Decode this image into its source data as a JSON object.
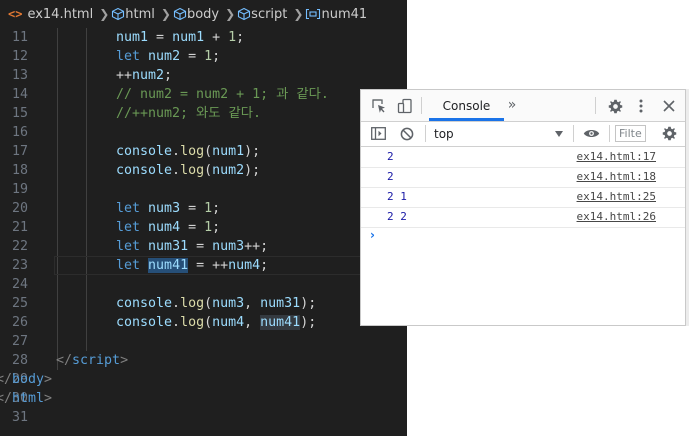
{
  "breadcrumb": {
    "file": "ex14.html",
    "items": [
      "html",
      "body",
      "script",
      "num41"
    ]
  },
  "editor": {
    "lines": [
      {
        "n": "11",
        "tokens": [
          [
            "var",
            "num1"
          ],
          [
            "op",
            " = "
          ],
          [
            "var",
            "num1"
          ],
          [
            "op",
            " + "
          ],
          [
            "num",
            "1"
          ],
          [
            "op",
            ";"
          ]
        ]
      },
      {
        "n": "12",
        "tokens": [
          [
            "kw",
            "let"
          ],
          [
            "op",
            " "
          ],
          [
            "var",
            "num2"
          ],
          [
            "op",
            " = "
          ],
          [
            "num",
            "1"
          ],
          [
            "op",
            ";"
          ]
        ]
      },
      {
        "n": "13",
        "tokens": [
          [
            "op",
            "++"
          ],
          [
            "var",
            "num2"
          ],
          [
            "op",
            ";"
          ]
        ]
      },
      {
        "n": "14",
        "tokens": [
          [
            "cm",
            "// num2 = num2 + 1; 과 같다."
          ]
        ]
      },
      {
        "n": "15",
        "tokens": [
          [
            "cm",
            "//++num2; 와도 같다."
          ]
        ]
      },
      {
        "n": "16",
        "tokens": []
      },
      {
        "n": "17",
        "tokens": [
          [
            "var",
            "console"
          ],
          [
            "op",
            "."
          ],
          [
            "fn",
            "log"
          ],
          [
            "op",
            "("
          ],
          [
            "var",
            "num1"
          ],
          [
            "op",
            ");"
          ]
        ]
      },
      {
        "n": "18",
        "tokens": [
          [
            "var",
            "console"
          ],
          [
            "op",
            "."
          ],
          [
            "fn",
            "log"
          ],
          [
            "op",
            "("
          ],
          [
            "var",
            "num2"
          ],
          [
            "op",
            ");"
          ]
        ]
      },
      {
        "n": "19",
        "tokens": []
      },
      {
        "n": "20",
        "tokens": [
          [
            "kw",
            "let"
          ],
          [
            "op",
            " "
          ],
          [
            "var",
            "num3"
          ],
          [
            "op",
            " = "
          ],
          [
            "num",
            "1"
          ],
          [
            "op",
            ";"
          ]
        ]
      },
      {
        "n": "21",
        "tokens": [
          [
            "kw",
            "let"
          ],
          [
            "op",
            " "
          ],
          [
            "var",
            "num4"
          ],
          [
            "op",
            " = "
          ],
          [
            "num",
            "1"
          ],
          [
            "op",
            ";"
          ]
        ]
      },
      {
        "n": "22",
        "tokens": [
          [
            "kw",
            "let"
          ],
          [
            "op",
            " "
          ],
          [
            "var",
            "num31"
          ],
          [
            "op",
            " = "
          ],
          [
            "var",
            "num3"
          ],
          [
            "op",
            "++;"
          ]
        ]
      },
      {
        "n": "23",
        "current": true,
        "tokens": [
          [
            "kw",
            "let"
          ],
          [
            "op",
            " "
          ],
          [
            "var hl",
            "num4"
          ],
          [
            "caret",
            ""
          ],
          [
            "var hl",
            "1"
          ],
          [
            "op",
            " = ++"
          ],
          [
            "var",
            "num4"
          ],
          [
            "op",
            ";"
          ]
        ]
      },
      {
        "n": "24",
        "tokens": []
      },
      {
        "n": "25",
        "tokens": [
          [
            "var",
            "console"
          ],
          [
            "op",
            "."
          ],
          [
            "fn",
            "log"
          ],
          [
            "op",
            "("
          ],
          [
            "var",
            "num3"
          ],
          [
            "op",
            ", "
          ],
          [
            "var",
            "num31"
          ],
          [
            "op",
            ");"
          ]
        ]
      },
      {
        "n": "26",
        "tokens": [
          [
            "var",
            "console"
          ],
          [
            "op",
            "."
          ],
          [
            "fn",
            "log"
          ],
          [
            "op",
            "("
          ],
          [
            "var",
            "num4"
          ],
          [
            "op",
            ", "
          ],
          [
            "var hl2",
            "num41"
          ],
          [
            "op",
            ");"
          ]
        ]
      },
      {
        "n": "27",
        "tokens": []
      },
      {
        "n": "28",
        "indent": 1,
        "tokens": [
          [
            "tag",
            "</"
          ],
          [
            "tn",
            "script"
          ],
          [
            "tag",
            ">"
          ]
        ]
      },
      {
        "n": "29",
        "indent": 0,
        "tokens": [
          [
            "tag",
            "</"
          ],
          [
            "tn",
            "body"
          ],
          [
            "tag",
            ">"
          ]
        ]
      },
      {
        "n": "30",
        "indent": 0,
        "tokens": [
          [
            "tag",
            "</"
          ],
          [
            "tn",
            "html"
          ],
          [
            "tag",
            ">"
          ]
        ]
      },
      {
        "n": "31",
        "indent": 0,
        "tokens": []
      }
    ]
  },
  "devtools": {
    "tab": "Console",
    "more_tabs": "»",
    "context": "top",
    "filter_placeholder": "Filte",
    "messages": [
      {
        "value": "2",
        "source": "ex14.html:17"
      },
      {
        "value": "2",
        "source": "ex14.html:18"
      },
      {
        "value": "2 1",
        "source": "ex14.html:25"
      },
      {
        "value": "2 2",
        "source": "ex14.html:26"
      }
    ],
    "prompt": "›"
  }
}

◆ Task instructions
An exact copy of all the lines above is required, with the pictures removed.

◆ Problem solution
Decode this image into its source data as a JSON object.
{
  "breadcrumb": {
    "file": "ex14.html",
    "items": [
      "html",
      "body",
      "script",
      "num41"
    ]
  },
  "editor": {
    "lines": [
      {
        "n": "11",
        "tokens": [
          [
            "var",
            "num1"
          ],
          [
            "op",
            " = "
          ],
          [
            "var",
            "num1"
          ],
          [
            "op",
            " + "
          ],
          [
            "num",
            "1"
          ],
          [
            "op",
            ";"
          ]
        ]
      },
      {
        "n": "12",
        "tokens": [
          [
            "kw",
            "let"
          ],
          [
            "op",
            " "
          ],
          [
            "var",
            "num2"
          ],
          [
            "op",
            " = "
          ],
          [
            "num",
            "1"
          ],
          [
            "op",
            ";"
          ]
        ]
      },
      {
        "n": "13",
        "tokens": [
          [
            "op",
            "++"
          ],
          [
            "var",
            "num2"
          ],
          [
            "op",
            ";"
          ]
        ]
      },
      {
        "n": "14",
        "tokens": [
          [
            "cm",
            "// num2 = num2 + 1; 과 같다."
          ]
        ]
      },
      {
        "n": "15",
        "tokens": [
          [
            "cm",
            "//++num2; 와도 같다."
          ]
        ]
      },
      {
        "n": "16",
        "tokens": []
      },
      {
        "n": "17",
        "tokens": [
          [
            "var",
            "console"
          ],
          [
            "op",
            "."
          ],
          [
            "fn",
            "log"
          ],
          [
            "op",
            "("
          ],
          [
            "var",
            "num1"
          ],
          [
            "op",
            ");"
          ]
        ]
      },
      {
        "n": "18",
        "tokens": [
          [
            "var",
            "console"
          ],
          [
            "op",
            "."
          ],
          [
            "fn",
            "log"
          ],
          [
            "op",
            "("
          ],
          [
            "var",
            "num2"
          ],
          [
            "op",
            ");"
          ]
        ]
      },
      {
        "n": "19",
        "tokens": []
      },
      {
        "n": "20",
        "tokens": [
          [
            "kw",
            "let"
          ],
          [
            "op",
            " "
          ],
          [
            "var",
            "num3"
          ],
          [
            "op",
            " = "
          ],
          [
            "num",
            "1"
          ],
          [
            "op",
            ";"
          ]
        ]
      },
      {
        "n": "21",
        "tokens": [
          [
            "kw",
            "let"
          ],
          [
            "op",
            " "
          ],
          [
            "var",
            "num4"
          ],
          [
            "op",
            " = "
          ],
          [
            "num",
            "1"
          ],
          [
            "op",
            ";"
          ]
        ]
      },
      {
        "n": "22",
        "tokens": [
          [
            "kw",
            "let"
          ],
          [
            "op",
            " "
          ],
          [
            "var",
            "num31"
          ],
          [
            "op",
            " = "
          ],
          [
            "var",
            "num3"
          ],
          [
            "op",
            "++;"
          ]
        ]
      },
      {
        "n": "23",
        "current": true,
        "tokens": [
          [
            "kw",
            "let"
          ],
          [
            "op",
            " "
          ],
          [
            "var hl",
            "num4"
          ],
          [
            "caret",
            ""
          ],
          [
            "var hl",
            "1"
          ],
          [
            "op",
            " = ++"
          ],
          [
            "var",
            "num4"
          ],
          [
            "op",
            ";"
          ]
        ]
      },
      {
        "n": "24",
        "tokens": []
      },
      {
        "n": "25",
        "tokens": [
          [
            "var",
            "console"
          ],
          [
            "op",
            "."
          ],
          [
            "fn",
            "log"
          ],
          [
            "op",
            "("
          ],
          [
            "var",
            "num3"
          ],
          [
            "op",
            ", "
          ],
          [
            "var",
            "num31"
          ],
          [
            "op",
            ");"
          ]
        ]
      },
      {
        "n": "26",
        "tokens": [
          [
            "var",
            "console"
          ],
          [
            "op",
            "."
          ],
          [
            "fn",
            "log"
          ],
          [
            "op",
            "("
          ],
          [
            "var",
            "num4"
          ],
          [
            "op",
            ", "
          ],
          [
            "var hl2",
            "num41"
          ],
          [
            "op",
            ");"
          ]
        ]
      },
      {
        "n": "27",
        "tokens": []
      },
      {
        "n": "28",
        "indent": 1,
        "tokens": [
          [
            "tag",
            "</"
          ],
          [
            "tn",
            "script"
          ],
          [
            "tag",
            ">"
          ]
        ]
      },
      {
        "n": "29",
        "indent": 0,
        "tokens": [
          [
            "tag",
            "</"
          ],
          [
            "tn",
            "body"
          ],
          [
            "tag",
            ">"
          ]
        ]
      },
      {
        "n": "30",
        "indent": 0,
        "tokens": [
          [
            "tag",
            "</"
          ],
          [
            "tn",
            "html"
          ],
          [
            "tag",
            ">"
          ]
        ]
      },
      {
        "n": "31",
        "indent": 0,
        "tokens": []
      }
    ]
  },
  "devtools": {
    "tab": "Console",
    "more_tabs": "»",
    "context": "top",
    "filter_placeholder": "Filte",
    "messages": [
      {
        "value": "2",
        "source": "ex14.html:17"
      },
      {
        "value": "2",
        "source": "ex14.html:18"
      },
      {
        "value": "2 1",
        "source": "ex14.html:25"
      },
      {
        "value": "2 2",
        "source": "ex14.html:26"
      }
    ],
    "prompt": "›"
  }
}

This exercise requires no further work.